● Task item: From the entries that follow, gather each line holding the word "Empty".

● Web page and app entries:
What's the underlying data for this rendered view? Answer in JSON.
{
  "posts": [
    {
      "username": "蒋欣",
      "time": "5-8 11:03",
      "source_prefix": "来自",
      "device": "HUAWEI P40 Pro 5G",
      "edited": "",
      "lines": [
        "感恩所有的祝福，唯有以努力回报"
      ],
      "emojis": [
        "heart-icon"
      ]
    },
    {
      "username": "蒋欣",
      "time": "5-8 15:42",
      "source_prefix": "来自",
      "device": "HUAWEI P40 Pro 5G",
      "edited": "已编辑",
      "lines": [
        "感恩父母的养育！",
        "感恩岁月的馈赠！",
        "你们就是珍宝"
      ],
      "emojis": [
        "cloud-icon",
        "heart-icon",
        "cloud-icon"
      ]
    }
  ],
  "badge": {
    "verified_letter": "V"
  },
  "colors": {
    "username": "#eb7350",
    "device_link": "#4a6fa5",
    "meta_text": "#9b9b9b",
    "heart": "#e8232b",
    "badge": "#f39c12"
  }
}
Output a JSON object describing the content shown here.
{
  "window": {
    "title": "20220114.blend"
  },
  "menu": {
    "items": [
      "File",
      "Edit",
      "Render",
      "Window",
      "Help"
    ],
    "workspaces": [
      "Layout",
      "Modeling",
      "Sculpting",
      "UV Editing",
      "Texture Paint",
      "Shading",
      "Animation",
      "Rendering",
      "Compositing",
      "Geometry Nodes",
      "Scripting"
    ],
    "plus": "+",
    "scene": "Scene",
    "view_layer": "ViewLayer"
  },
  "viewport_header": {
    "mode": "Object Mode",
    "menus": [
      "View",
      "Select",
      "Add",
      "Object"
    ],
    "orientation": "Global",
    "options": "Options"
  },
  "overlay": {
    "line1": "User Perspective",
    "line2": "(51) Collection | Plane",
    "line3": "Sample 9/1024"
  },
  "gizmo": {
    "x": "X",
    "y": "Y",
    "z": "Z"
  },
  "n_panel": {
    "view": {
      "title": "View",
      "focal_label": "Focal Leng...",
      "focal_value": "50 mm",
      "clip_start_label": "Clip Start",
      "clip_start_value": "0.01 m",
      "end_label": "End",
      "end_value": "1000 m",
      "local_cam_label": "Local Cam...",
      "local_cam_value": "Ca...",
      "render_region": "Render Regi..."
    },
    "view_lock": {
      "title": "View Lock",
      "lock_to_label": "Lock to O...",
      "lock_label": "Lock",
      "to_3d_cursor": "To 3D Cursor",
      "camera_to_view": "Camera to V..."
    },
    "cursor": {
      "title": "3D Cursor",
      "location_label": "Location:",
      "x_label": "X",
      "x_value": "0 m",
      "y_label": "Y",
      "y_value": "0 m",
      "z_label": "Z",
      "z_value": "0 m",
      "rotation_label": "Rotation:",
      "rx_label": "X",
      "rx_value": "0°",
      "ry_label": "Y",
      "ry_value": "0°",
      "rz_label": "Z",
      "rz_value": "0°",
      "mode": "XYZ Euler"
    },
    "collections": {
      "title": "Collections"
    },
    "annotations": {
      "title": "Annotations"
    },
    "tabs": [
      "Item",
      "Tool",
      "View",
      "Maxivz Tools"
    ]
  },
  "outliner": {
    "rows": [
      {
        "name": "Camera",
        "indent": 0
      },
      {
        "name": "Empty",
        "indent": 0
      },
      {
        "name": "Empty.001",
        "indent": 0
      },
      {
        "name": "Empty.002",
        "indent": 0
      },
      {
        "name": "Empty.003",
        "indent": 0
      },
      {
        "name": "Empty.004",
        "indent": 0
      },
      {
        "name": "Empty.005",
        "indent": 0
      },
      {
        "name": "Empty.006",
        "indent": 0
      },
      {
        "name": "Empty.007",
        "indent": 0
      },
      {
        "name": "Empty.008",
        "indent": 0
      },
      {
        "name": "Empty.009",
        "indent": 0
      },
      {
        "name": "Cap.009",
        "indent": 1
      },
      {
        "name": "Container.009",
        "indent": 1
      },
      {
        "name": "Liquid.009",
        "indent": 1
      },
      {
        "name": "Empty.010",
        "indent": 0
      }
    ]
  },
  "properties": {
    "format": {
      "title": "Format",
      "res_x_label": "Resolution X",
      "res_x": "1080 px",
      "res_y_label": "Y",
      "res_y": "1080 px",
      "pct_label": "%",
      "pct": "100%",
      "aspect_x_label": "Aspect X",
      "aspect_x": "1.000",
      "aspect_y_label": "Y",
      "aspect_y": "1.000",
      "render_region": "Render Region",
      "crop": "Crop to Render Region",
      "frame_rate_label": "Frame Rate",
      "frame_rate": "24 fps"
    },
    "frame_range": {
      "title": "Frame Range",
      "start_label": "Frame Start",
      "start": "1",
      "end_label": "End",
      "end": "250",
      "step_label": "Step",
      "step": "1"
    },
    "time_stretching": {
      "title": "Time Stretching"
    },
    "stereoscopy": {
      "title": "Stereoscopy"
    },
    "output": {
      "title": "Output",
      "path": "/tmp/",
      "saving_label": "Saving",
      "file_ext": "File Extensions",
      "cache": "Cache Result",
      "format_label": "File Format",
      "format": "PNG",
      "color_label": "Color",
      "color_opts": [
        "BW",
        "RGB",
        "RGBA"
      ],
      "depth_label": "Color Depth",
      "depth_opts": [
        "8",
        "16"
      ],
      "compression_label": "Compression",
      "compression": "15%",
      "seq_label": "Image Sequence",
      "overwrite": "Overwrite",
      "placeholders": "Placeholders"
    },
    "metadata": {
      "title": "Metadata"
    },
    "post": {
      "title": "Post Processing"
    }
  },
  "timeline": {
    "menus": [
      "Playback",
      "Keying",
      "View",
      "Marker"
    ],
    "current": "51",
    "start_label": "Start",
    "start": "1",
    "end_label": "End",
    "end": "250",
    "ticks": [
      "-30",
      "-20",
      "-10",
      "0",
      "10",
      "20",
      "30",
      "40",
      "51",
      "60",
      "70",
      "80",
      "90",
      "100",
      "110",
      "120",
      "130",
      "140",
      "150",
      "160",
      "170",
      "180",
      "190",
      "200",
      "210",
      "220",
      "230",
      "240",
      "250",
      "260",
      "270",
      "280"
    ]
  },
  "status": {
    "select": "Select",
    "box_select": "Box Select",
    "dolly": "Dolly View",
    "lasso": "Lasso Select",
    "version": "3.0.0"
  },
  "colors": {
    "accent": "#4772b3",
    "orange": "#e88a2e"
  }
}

● Result of this task:
        "name": "Empty",
        "name": "Empty.001",
        "name": "Empty.002",
        "name": "Empty.003",
        "name": "Empty.004",
        "name": "Empty.005",
        "name": "Empty.006",
        "name": "Empty.007",
        "name": "Empty.008",
        "name": "Empty.009",
        "name": "Empty.010",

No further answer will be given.